Among the lines of the records, find all that carry the word "emoji" and copy them.

** Opening INPUT RECORDS block **

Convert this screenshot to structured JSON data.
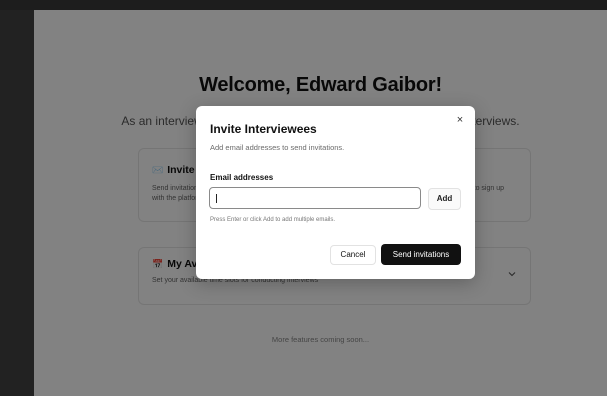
{
  "page": {
    "welcome_title": "Welcome, Edward Gaibor!",
    "subtitle": "As an interviewer, you can invite interviewees and manage your interviews.",
    "coming_soon": "More features coming soon..."
  },
  "cards": {
    "invite": {
      "icon": "envelope-emoji",
      "emoji": "✉️",
      "title": "Invite Interviewees",
      "description": "Send invitations to interviewees by entering their email addresses. They will receive an email with a link to sign up with the platform."
    },
    "availability": {
      "icon": "calendar-emoji",
      "emoji": "📅",
      "title": "My Availability",
      "description": "Set your available time slots for conducting interviews"
    }
  },
  "modal": {
    "title": "Invite Interviewees",
    "description": "Add email addresses to send invitations.",
    "close_symbol": "×",
    "email_label": "Email addresses",
    "email_value": "",
    "email_placeholder": "",
    "add_label": "Add",
    "hint": "Press Enter or click Add to add multiple emails.",
    "cancel_label": "Cancel",
    "send_label": "Send invitations"
  },
  "colors": {
    "overlay": "#000000",
    "primary_button": "#111111",
    "page_background": "#ffffff",
    "frame": "#1f1f1f"
  }
}
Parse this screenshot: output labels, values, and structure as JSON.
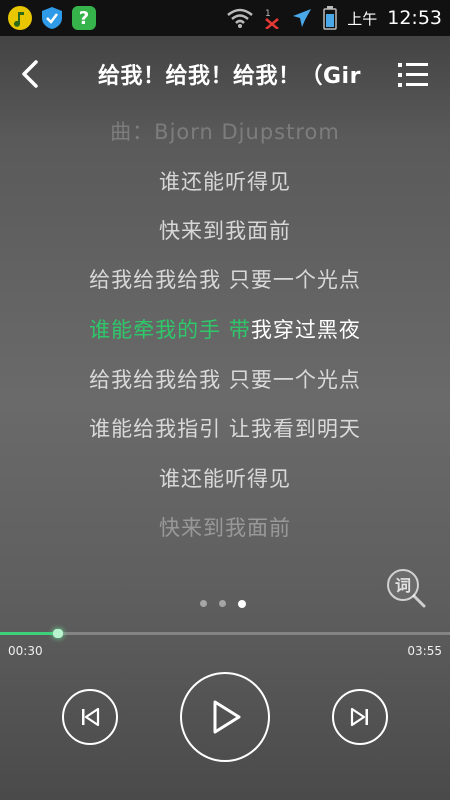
{
  "status_bar": {
    "icons": [
      "music-app-icon",
      "shield-app-icon",
      "help-app-icon"
    ],
    "right_icons": [
      "wifi-icon",
      "signal-off-icon",
      "airplane-icon",
      "battery-icon"
    ],
    "ampm": "上午",
    "time": "12:53"
  },
  "header": {
    "title": "给我！给我！给我！（Gir"
  },
  "lyrics": [
    {
      "text": "曲：Bjorn Djupstrom"
    },
    {
      "text": "谁还能听得见"
    },
    {
      "text": "快来到我面前"
    },
    {
      "text": "给我给我给我 只要一个光点"
    },
    {
      "sung": "谁能牵我的手 带",
      "unsung": "我穿过黑夜"
    },
    {
      "text": "给我给我给我 只要一个光点"
    },
    {
      "text": "谁能给我指引 让我看到明天"
    },
    {
      "text": "谁还能听得见"
    },
    {
      "text": "快来到我面前"
    }
  ],
  "lyric_search_label": "词",
  "pager": {
    "count": 3,
    "active_index": 2
  },
  "progress": {
    "elapsed": "00:30",
    "total": "03:55",
    "fraction": 0.128
  },
  "colors": {
    "accent": "#2ec86a",
    "statusbar": "#111111"
  }
}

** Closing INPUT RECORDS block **

» YOUR SOLUTION
      "icon": "envelope-emoji",
      "emoji": "✉️",
      "icon": "calendar-emoji",
      "emoji": "📅",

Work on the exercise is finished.